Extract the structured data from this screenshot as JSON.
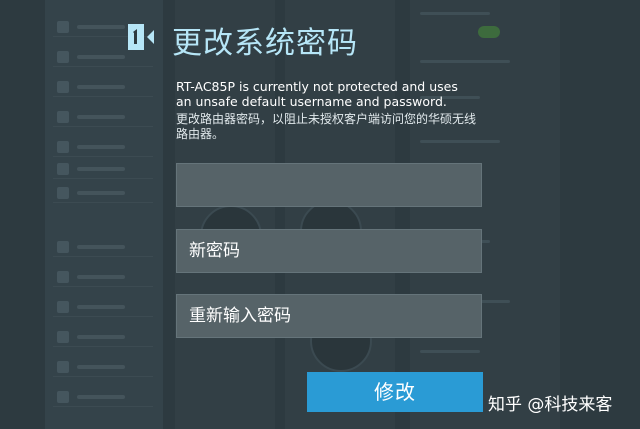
{
  "dialog": {
    "title": "更改系统密码",
    "warning_en": "RT-AC85P is currently not protected and uses an unsafe default username and password.",
    "warning_cn": "更改路由器密码，以阻止未授权客户端访问您的华硕无线路由器。",
    "fields": [
      {
        "value": "",
        "placeholder": ""
      },
      {
        "value": "新密码"
      },
      {
        "value": "重新输入密码"
      }
    ],
    "submit_label": "修改"
  },
  "watermark": "知乎 @科技来客",
  "colors": {
    "title": "#b6e6f7",
    "submit_bg": "#2a9bd5",
    "field_bg": "#566368",
    "overlay_bg": "#2d3a40"
  },
  "icons": {
    "logo": "router-setup-icon"
  }
}
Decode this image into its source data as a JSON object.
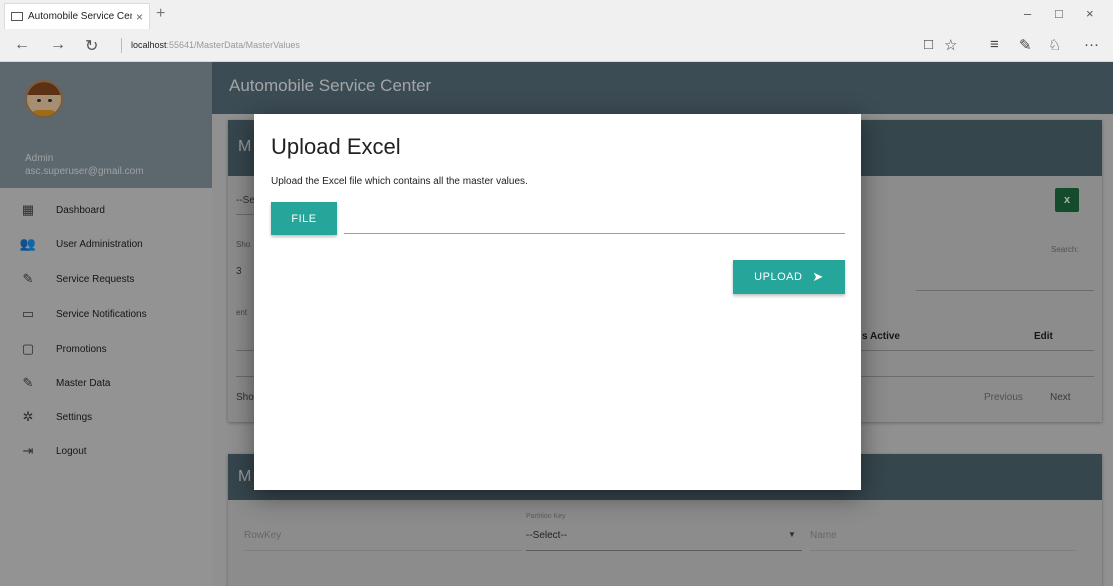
{
  "browser": {
    "tab_title": "Automobile Service Cen",
    "tab_close": "×",
    "new_tab": "+",
    "url_host": "localhost",
    "url_rest": ":55641/MasterData/MasterValues",
    "icons": {
      "back": "←",
      "forward": "→",
      "refresh": "↻",
      "reading_view": "□",
      "favorite": "☆",
      "hub": "≡",
      "notes": "✎",
      "share": "♘",
      "more": "···",
      "minimize": "–",
      "maximize": "□",
      "close": "×"
    }
  },
  "sidebar": {
    "user_name": "Admin",
    "user_email": "asc.superuser@gmail.com",
    "items": [
      {
        "label": "Dashboard",
        "icon": "dashboard-icon",
        "glyph": "▦"
      },
      {
        "label": "User Administration",
        "icon": "users-icon",
        "glyph": "👥"
      },
      {
        "label": "Service Requests",
        "icon": "wrench-icon",
        "glyph": "✎"
      },
      {
        "label": "Service Notifications",
        "icon": "message-icon",
        "glyph": "▭"
      },
      {
        "label": "Promotions",
        "icon": "promotions-icon",
        "glyph": "▢"
      },
      {
        "label": "Master Data",
        "icon": "master-data-icon",
        "glyph": "✎"
      },
      {
        "label": "Settings",
        "icon": "gear-icon",
        "glyph": "✲"
      },
      {
        "label": "Logout",
        "icon": "logout-icon",
        "glyph": "⇥"
      }
    ]
  },
  "header": {
    "app_title": "Automobile Service Center"
  },
  "background": {
    "card_title_fragment": "M",
    "select_fragment": "--Se",
    "show_fragment": "Sho",
    "show_value": "3",
    "entries_fragment": "ent",
    "showing_fragment": "Sho",
    "search_label": "Search:",
    "col_is_active": "s Active",
    "col_edit": "Edit",
    "prev_label": "Previous",
    "next_label": "Next",
    "card2_title_fragment": "M",
    "rowkey_placeholder": "RowKey",
    "partition_key_label": "Partition Key",
    "partition_key_value": "--Select--",
    "name_placeholder": "Name",
    "excel_label": "x"
  },
  "modal": {
    "title": "Upload Excel",
    "description": "Upload the Excel file which contains all the master values.",
    "file_button": "FILE",
    "file_path_value": "",
    "upload_button": "UPLOAD",
    "upload_icon": "➤"
  },
  "colors": {
    "accent": "#26a69a",
    "header": "#59707c",
    "card_header": "#506772",
    "sidebar_profile": "#8a9aa3"
  }
}
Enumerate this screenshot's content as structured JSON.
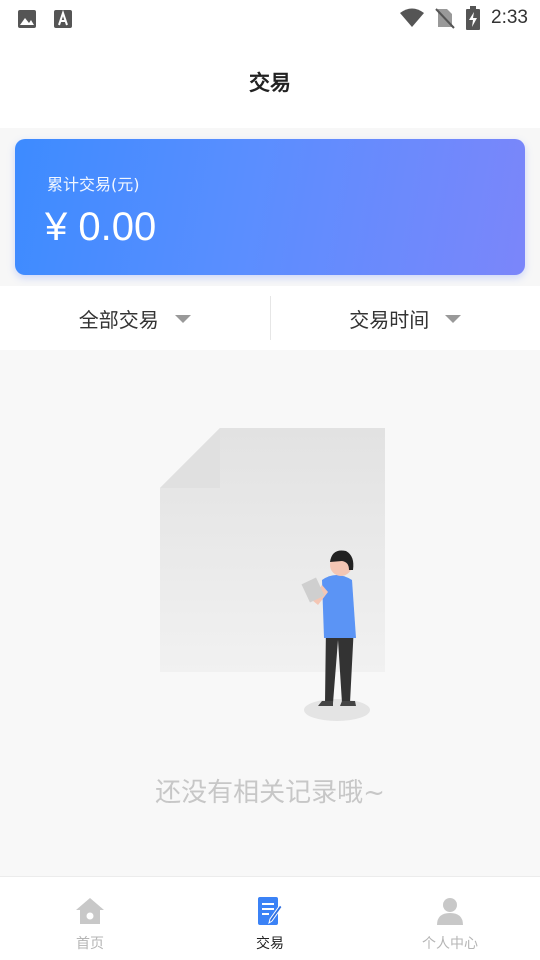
{
  "status_bar": {
    "time": "2:33",
    "left_icons": [
      "image-icon",
      "font-a-icon"
    ],
    "right_icons": [
      "wifi-icon",
      "no-sim-icon",
      "battery-charging-icon"
    ]
  },
  "header": {
    "title": "交易"
  },
  "summary": {
    "label": "累计交易(元)",
    "amount": "¥ 0.00"
  },
  "filters": [
    {
      "label": "全部交易",
      "icon": "caret-down-icon"
    },
    {
      "label": "交易时间",
      "icon": "caret-down-icon"
    }
  ],
  "empty_state": {
    "message": "还没有相关记录哦~",
    "illustration": "empty-document-person-illustration"
  },
  "bottom_nav": {
    "items": [
      {
        "label": "首页",
        "icon": "home-icon",
        "active": false
      },
      {
        "label": "交易",
        "icon": "document-edit-icon",
        "active": true
      },
      {
        "label": "个人中心",
        "icon": "person-icon",
        "active": false
      }
    ]
  },
  "colors": {
    "card_gradient_start": "#3d8bff",
    "card_gradient_end": "#7b86fa",
    "active_icon": "#3b82f6",
    "inactive": "#b5b5b5"
  }
}
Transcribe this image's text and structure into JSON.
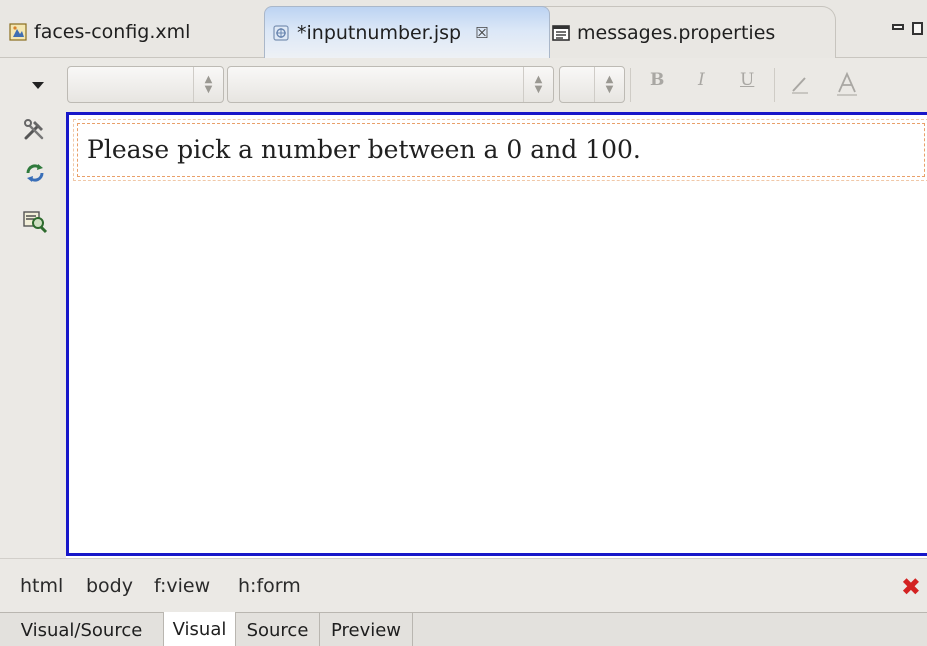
{
  "editor_tabs": [
    {
      "label": "faces-config.xml",
      "icon": "xml-config-icon",
      "active": false,
      "dirty": false
    },
    {
      "label": "*inputnumber.jsp",
      "icon": "jsp-file-icon",
      "active": true,
      "dirty": true,
      "close_glyph": "☒"
    },
    {
      "label": "messages.properties",
      "icon": "properties-file-icon",
      "active": false,
      "dirty": false
    }
  ],
  "window_controls": {
    "minimize": "minimize-icon",
    "maximize": "maximize-icon"
  },
  "toolbar": {
    "dropdown_icon": "dropdown-arrow-icon",
    "style_combo_value": "",
    "font_combo_value": "",
    "size_combo_value": "",
    "bold_label": "B",
    "italic_label": "I",
    "underline_label": "U",
    "disabled_color": "#a9a7a3"
  },
  "side_tools": [
    {
      "icon": "preferences-tools-icon"
    },
    {
      "icon": "refresh-icon"
    },
    {
      "icon": "page-design-options-icon"
    }
  ],
  "canvas": {
    "border_color": "#1717c9",
    "form_text": "Please pick a number between a 0 and 100."
  },
  "breadcrumb": {
    "items": [
      "html",
      "body",
      "f:view",
      "h:form"
    ],
    "close_icon": "close-red-icon",
    "close_color": "#d32222"
  },
  "page_tabs": [
    {
      "label": "Visual/Source",
      "active": false
    },
    {
      "label": "Visual",
      "active": true
    },
    {
      "label": "Source",
      "active": false
    },
    {
      "label": "Preview",
      "active": false
    }
  ]
}
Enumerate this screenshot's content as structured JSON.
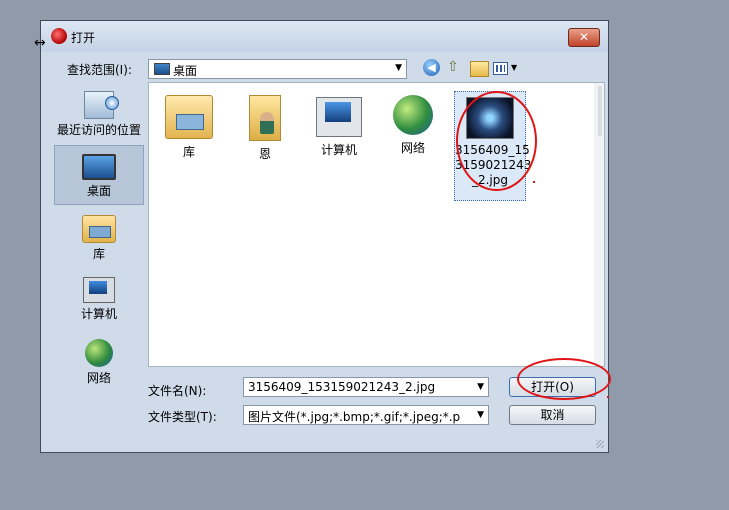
{
  "window": {
    "title": "打开",
    "close_symbol": "✕"
  },
  "lookin": {
    "label": "查找范围(I):",
    "value": "桌面",
    "arrow": "▼"
  },
  "toolbar": {
    "back_symbol": "◀",
    "up_symbol": "⇧",
    "view_arrow": "▼"
  },
  "places": [
    {
      "label": "最近访问的位置",
      "icon": "recent-places-icon"
    },
    {
      "label": "桌面",
      "icon": "desktop-icon"
    },
    {
      "label": "库",
      "icon": "libraries-icon"
    },
    {
      "label": "计算机",
      "icon": "computer-icon"
    },
    {
      "label": "网络",
      "icon": "network-icon"
    }
  ],
  "files": [
    {
      "label": "库",
      "icon": "libraries-folder-icon"
    },
    {
      "label": "恩",
      "icon": "user-folder-icon"
    },
    {
      "label": "计算机",
      "icon": "computer-icon"
    },
    {
      "label": "网络",
      "icon": "network-icon"
    },
    {
      "label": "3156409_153159021243_2.jpg",
      "label_lines": [
        "3156409_15",
        "3159021243",
        "_2.jpg"
      ],
      "icon": "image-thumbnail",
      "selected": true
    }
  ],
  "filename": {
    "label": "文件名(N):",
    "value": "3156409_153159021243_2.jpg",
    "arrow": "▼"
  },
  "filetype": {
    "label": "文件类型(T):",
    "value": "图片文件(*.jpg;*.bmp;*.gif;*.jpeg;*.p",
    "arrow": "▼"
  },
  "buttons": {
    "open": "打开(O)",
    "cancel": "取消"
  },
  "colors": {
    "annotation": "#e01515",
    "dialog_bg": "#cfdbe9",
    "desktop_bg": "#8f9aaa"
  }
}
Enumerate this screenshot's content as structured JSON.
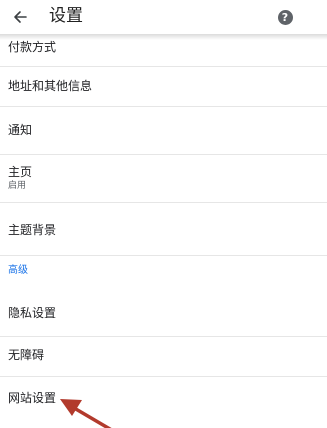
{
  "appbar": {
    "title": "设置",
    "back_icon": "arrow-left-icon",
    "help_icon": "help-circle-icon",
    "help_glyph": "?"
  },
  "settings": {
    "payment_methods": "付款方式",
    "addresses": "地址和其他信息",
    "notifications": "通知",
    "homepage": {
      "label": "主页",
      "status": "启用"
    },
    "theme": "主题背景",
    "advanced_header": "高级",
    "privacy": "隐私设置",
    "accessibility": "无障碍",
    "site_settings": "网站设置"
  },
  "colors": {
    "accent": "#1a73e8",
    "annotation_arrow": "#b23a2c"
  }
}
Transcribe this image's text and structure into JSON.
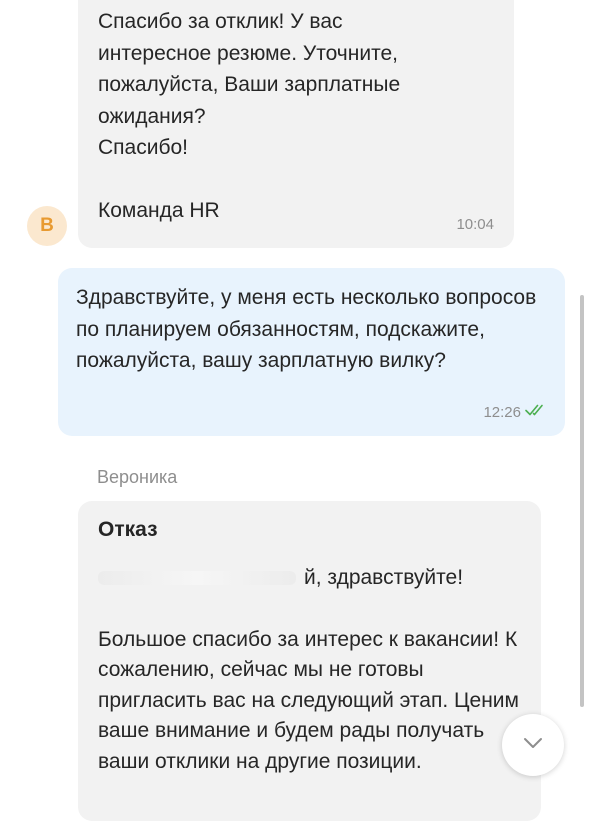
{
  "messages": {
    "incoming_top": {
      "text": "Спасибо за отклик! У вас\nинтересное резюме. Уточните,\nпожалуйста, Ваши зарплатные\nожидания?\nСпасибо!\n\nКоманда HR",
      "time": "10:04",
      "avatar_letter": "В",
      "avatar_color": "#e89a30"
    },
    "outgoing": {
      "text": "Здравствуйте, у меня есть несколько вопросов по планируем обязанностям, подскажите, пожалуйста, вашу зарплатную вилку?",
      "time": "12:26",
      "status_icon": "double-check-icon",
      "status_color": "#4caf50"
    },
    "incoming_bottom": {
      "sender": "Вероника",
      "title": "Отказ",
      "greeting_suffix": "й, здравствуйте!",
      "body": "Большое спасибо за интерес к вакансии! К сожалению, сейчас мы не готовы пригласить вас на следующий этап. Ценим ваше внимание и будем рады получать ваши отклики на другие позиции."
    }
  },
  "controls": {
    "scroll_down_icon": "chevron-down-icon"
  },
  "colors": {
    "incoming_bubble": "#f2f2f2",
    "outgoing_bubble": "#e8f3fd",
    "muted_text": "#8e8e8e"
  }
}
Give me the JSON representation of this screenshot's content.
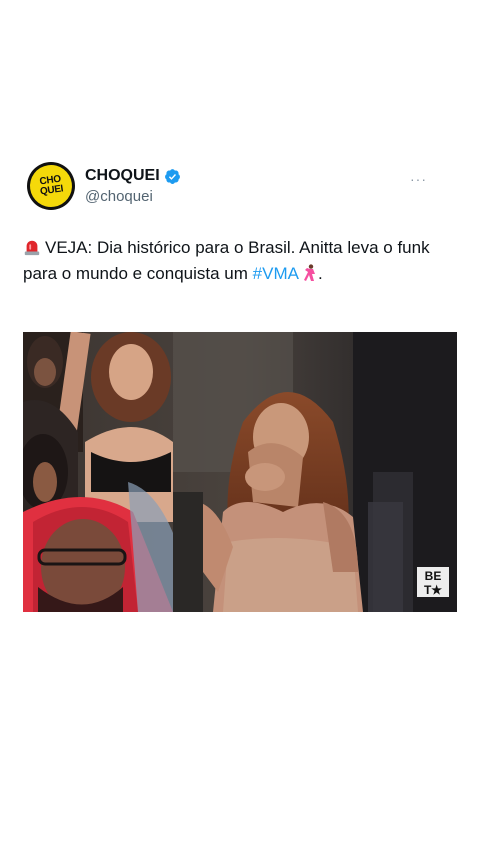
{
  "account": {
    "display_name": "CHOQUEI",
    "handle": "@choquei",
    "avatar_text_top": "CHO",
    "avatar_text_bottom": "QUEI",
    "verified": true,
    "brand_color": "#f5d90a"
  },
  "tweet": {
    "prefix": "VEJA: Dia histórico para o Brasil. Anitta leva o funk para o mundo e conquista um",
    "hashtag": "#VMA",
    "suffix": ".",
    "more_label": "···"
  },
  "media": {
    "watermark_top": "BE",
    "watermark_bottom": "T★"
  },
  "colors": {
    "link": "#1d9bf0",
    "verified_badge": "#1d9bf0"
  },
  "icons": [
    "siren-icon",
    "dancer-icon",
    "verified-icon",
    "more-icon"
  ]
}
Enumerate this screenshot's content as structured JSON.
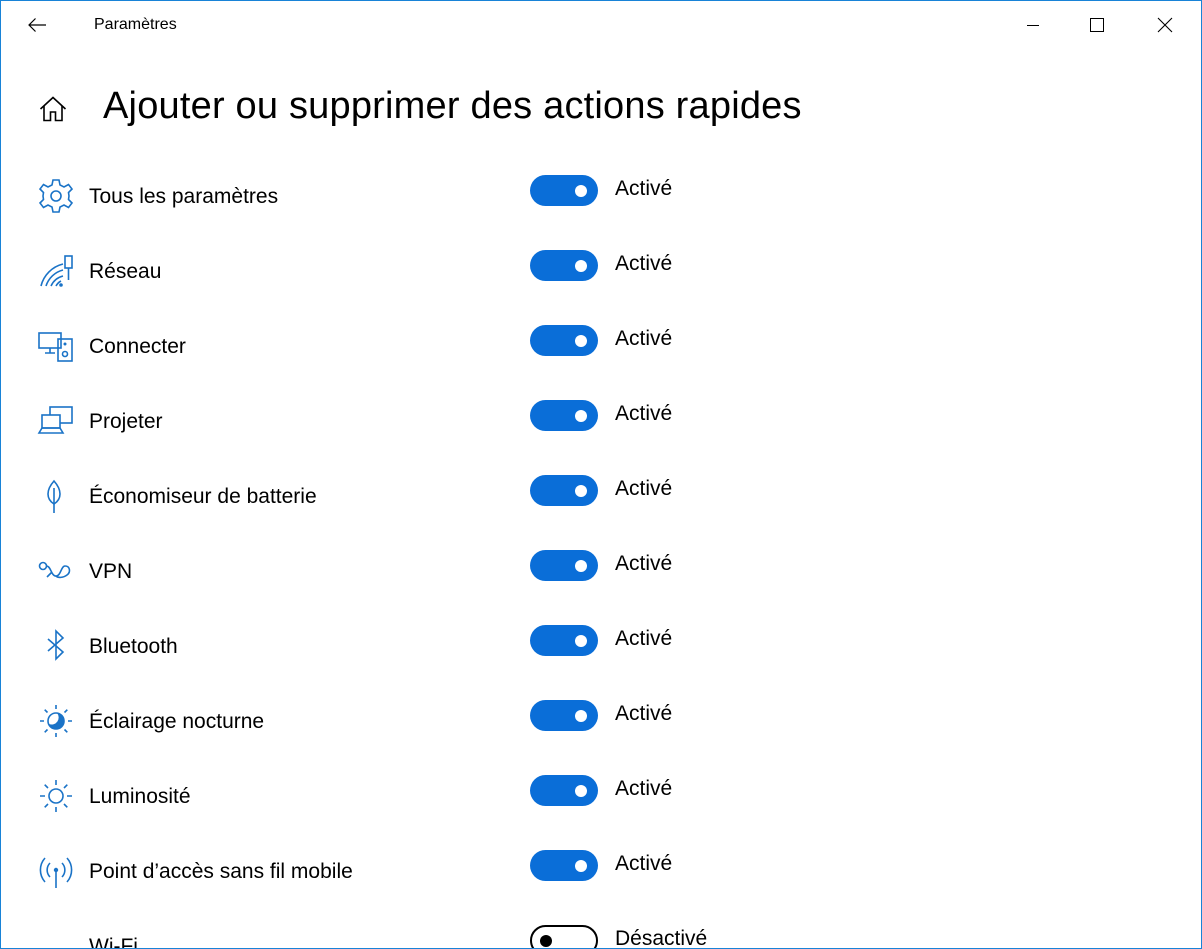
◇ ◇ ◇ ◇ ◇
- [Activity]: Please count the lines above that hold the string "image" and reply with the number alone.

- [Answer for this exercise]: 5